Exclusive: Tigers set for Visit From Top-10 Arizona Team
CLEMSON, SC — Brad Brownell says he and Sean Miller are good friends, but he doesn’t imagine Miller is very excited about coming to visit him this weekend.
After all, it’s 1,857 miles from Arizona’s McKale Center to Littlejohn Coliseum, where Brownell’s Clemson team will host Miller’s Wildcats at 8:00 PM Saturday.
And Brownell should know — the Tigers made the opposite trip last season.
“It’s a long way to go for one game,” he said Thursday.
It’s actually the longest in Clemson history. Texas Tech, which traveled 1,250 miles, previously had the distinction of making the longest journey to play at Clemson.
The No. 8 Wildcats (6-0) will also be the first ranked non-conference foe to play at Clemson since 2000, when Seton Hall did it, and just the fifth in school history.
“It’s an opportunity to see where we’re at as a team,” Tigers freshman guard Adonis Filer said. “I know we’re going to face some adversity going against a big team like this, so this game is a great way to see how we handle some adversity.”

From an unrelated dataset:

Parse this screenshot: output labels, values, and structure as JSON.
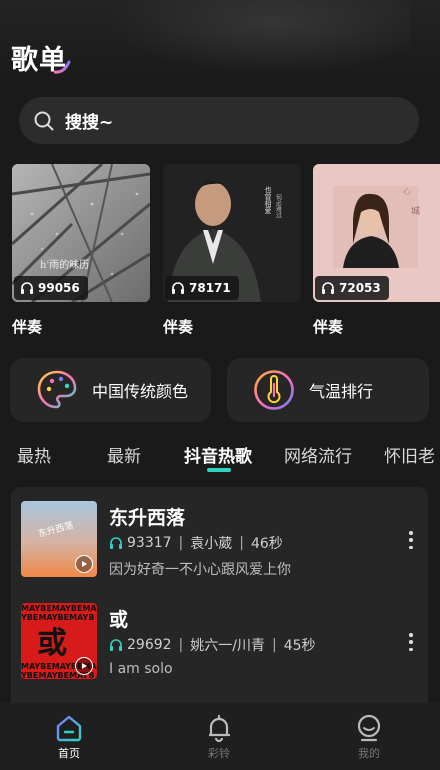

The Tigers (5-2) have already faced their share of it recently. Sophomore guard T.J. Sapp, who had started all seven games this season, announced this week he is transferring out of the program.
“That situation was shocking to me, but we just have to move on,” his classmate K.J. McDaniels said. “It’s a part of this business. For him to make that decision, he’s his own man. So that can’t affect us, we have to keep moving on.”
Brownell said another sophomore, Damarcus Harrison, himself a transfer into the program from BYU, was likely to start in Sapp’s place.
The 6-foot-4 Harrison made perhaps the biggest shot of the Tigers’ season thus far, knocking down a three-pointer against rival South Carolina on Sunday after the Gamecocks had cut Clemson’s lead to four with a 10-2 run late in the second half.
His three-point shot turned out to be the impetus for the Tigers to pull away, as they went on a 9-1 run from there and won 64-55 in Columbia.
Arizona won last year’s meeting at the McKale Center, 63-47, behind 14 points from Nick Johnson, as Clemson shot 22.9 percent in the first half and trailed by 13 points.
“I remember from last year how they play,” said point guard Rod Hall, who scored a season-high 15 points against USC. “They play very fast and get the ball out and get going — not just their point guard, but they outlet the ball to different players. So we’re going to have to pick up defensively before they get the ball across half court.”
Clemson has hung its collective hat on the defensive end all season. It ranks 12th nationally in scoring defense, holding opponents to 53.7 points per game, and six of its seven opponents have scored 57 points or fewer.
Arizona, meanwhile, has scored 80 points or more four times this season and topped the 90-point mark twice. The Wildcats are 4-0 when reaching 80 points this season, and going back to the 1997-98 season, are 210-20 (.913) when scoring at least 80.
Brownell agreed it wouldn’t behoove his team to get into a shootout Saturday.
“We’re not going to try to score 85 and play in the 80s, but I don’t know that we’re just going to walk the ball up the court every possession, either,” Brownell said. “I think we’ve got to be opportunistic, and when we have chances to score, we’ve got to go take them.”
Arizona has a trio of double-digit scorers in guards Mark Lyons (12.3 points per game), Johnson (13.7) and small forward Solomon Hill (13.2), clearly a tall order for a Clemson backcourt that just lost one of its few veteran players with Sapp’s departure.
“It’s going to be tough to make up for his role because he was very enthusiastic and got people going when they were down,” Hall said. “So, it’s going to be tough to fill the void he’s leaving. But the freshmen (Filer and Jordan Roper) are progressing well because they’re stepping up and getting better on defense, so Coach is trusting them more.”
While the Tigers lose a starter in Sapp, senior power forward Milton Jennings is set to return to the lineup after a two-game suspension.
Tickets for Saturday’s game are still available by calling 1-800-CLEMSON or clicking here, and the Tigers are hoping to play in front of a packed house Saturday night in a rare visit from a top-10 team outside of league play.
“I’m expecting a big crowd from our fans,” Filer said. “I know a lot of people on campus have been asking about the game and talking about the game, and I’m expecting a fight from us.”